In these fast and dynamic times, only a few markers remain permanent. I need a neat line of A’s and a triad of 800’s in order to feel somewhat at ease. Yes, I am more than simply letters and numbers, but I can’t ignore the fact that I need these stats in order to even have a chance of admittance to some of the schools I aspire to. Nothing hinders me from achieving these goals, of course, but my own self-resistance and self-doubt.

I second guess myself once I’ve bubbled in. I painstakingly read every writing prompt and write every timed essay until my teacher literally pulls the papers from my cold hands. I take miniscule notes on countless sheets and scraps of paper. I calculate what percent A I need in order to move my final average grade for the class to a 95 percent.

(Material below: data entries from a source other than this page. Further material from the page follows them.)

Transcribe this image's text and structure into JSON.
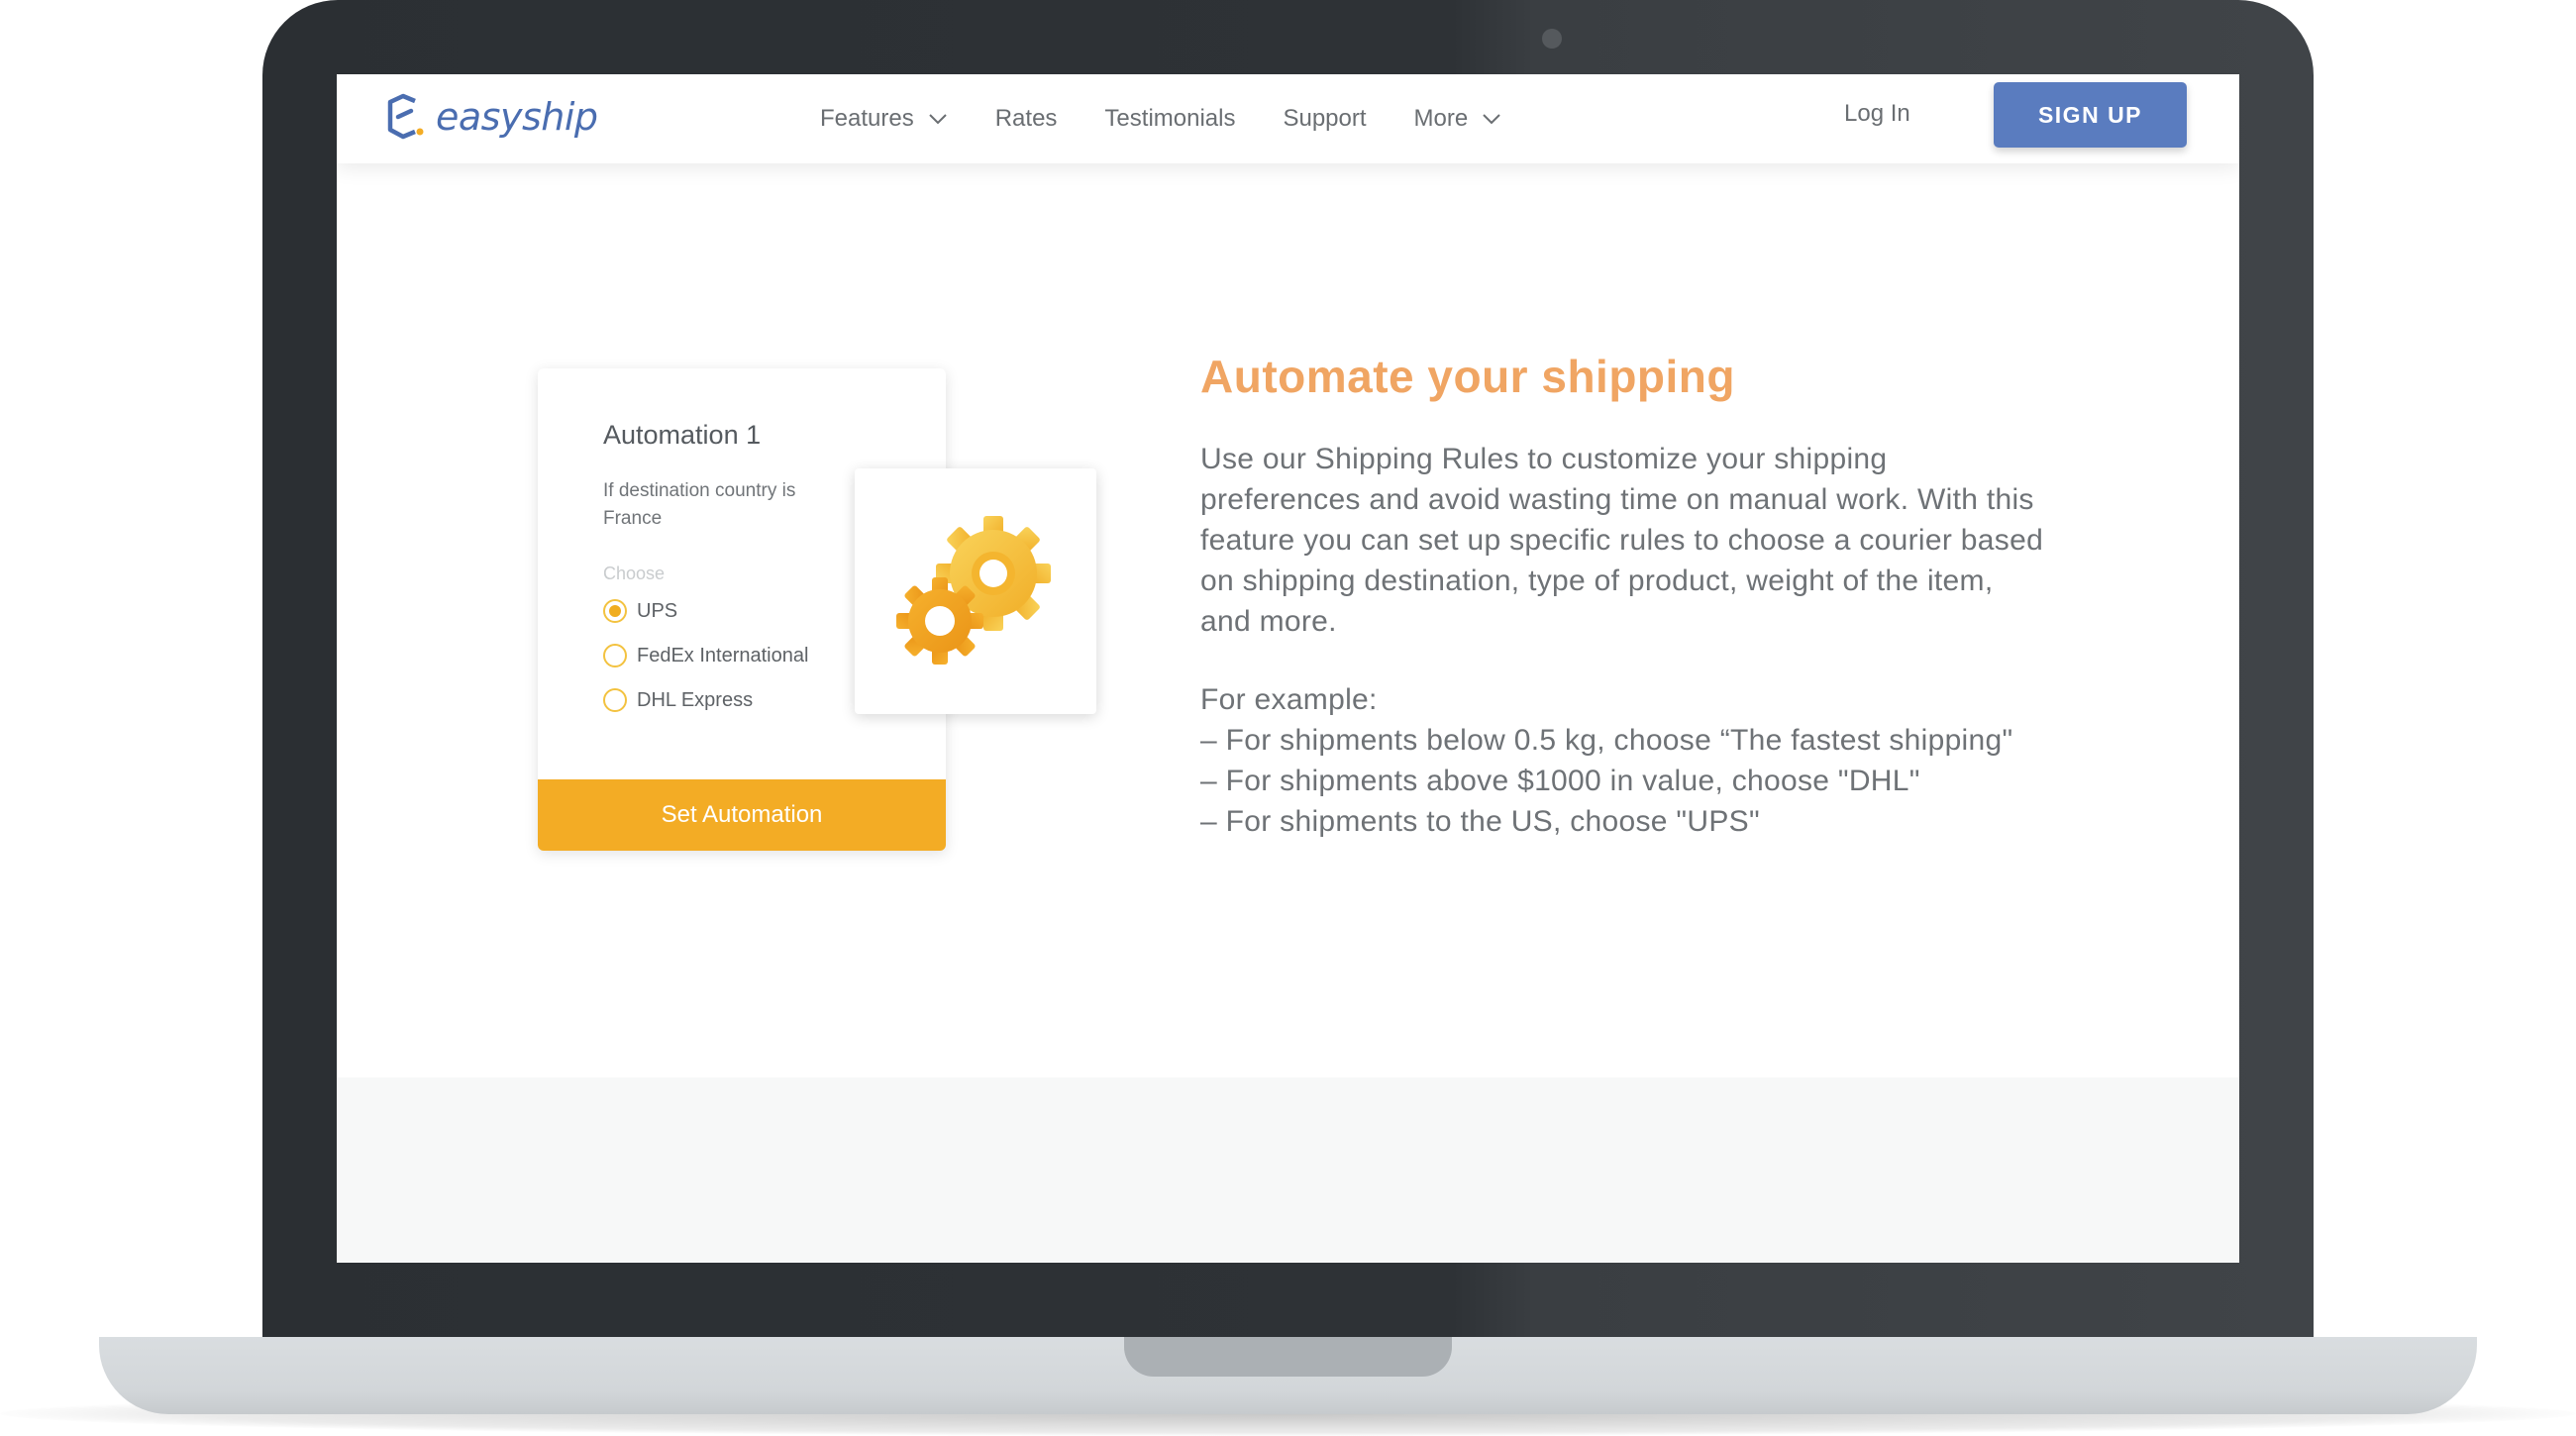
{
  "brand": {
    "name": "easyship",
    "accent": "#4a6db0"
  },
  "nav": {
    "items": [
      {
        "label": "Features",
        "dropdown": true
      },
      {
        "label": "Rates",
        "dropdown": false
      },
      {
        "label": "Testimonials",
        "dropdown": false
      },
      {
        "label": "Support",
        "dropdown": false
      },
      {
        "label": "More",
        "dropdown": true
      }
    ],
    "login_label": "Log In",
    "signup_label": "SIGN UP"
  },
  "automation_card": {
    "title": "Automation 1",
    "condition": "If destination country is France",
    "choose_label": "Choose",
    "options": [
      {
        "label": "UPS",
        "selected": true
      },
      {
        "label": "FedEx International",
        "selected": false
      },
      {
        "label": "DHL Express",
        "selected": false
      }
    ],
    "button_label": "Set Automation",
    "accent": "#f3ac25",
    "icon": "gears-icon"
  },
  "feature": {
    "headline": "Automate your shipping",
    "description": "Use our Shipping Rules to customize your shipping preferences and avoid wasting time on manual work. With this feature you can set up specific rules to choose a courier based on shipping destination, type of product, weight of the item, and more.",
    "examples_intro": "For example:",
    "examples": [
      "– For shipments below 0.5 kg, choose “The fastest shipping\"",
      "– For shipments above $1000 in value, choose \"DHL\"",
      "– For shipments to the US, choose \"UPS\""
    ],
    "headline_color": "#f0a563"
  }
}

I know others are in the same frantically swaying boat lost in a tempest as I am. How could we not be? Several articles proclaim, “Record High Number of Applicants,” “Painfully Low Admittance Rate,” and “Isn’t Valedictorian Good Enough?” I, by wonderful chance, happen to be in the largest high school class in American history. The sea of us that will apply to college will apply literally in droves, some choosing seven, others choosing fourteen. Acceptance this year and next year to any college will undoubtedly be something worth being very proud of and grateful for. If the following words, ‘We regret to inform you . . .’ don’t haunt rising seniors in the comforts of their homes, everything and anything that relates to college and acceptance will pervasively arise in discussions with childhood friends in school.

Until those vinyl application packages leave my hands, I will be in a state of vehement and meticulous study all the while attempting to tightly schedule ‘finding’ myself as I quickly reach young adulthood.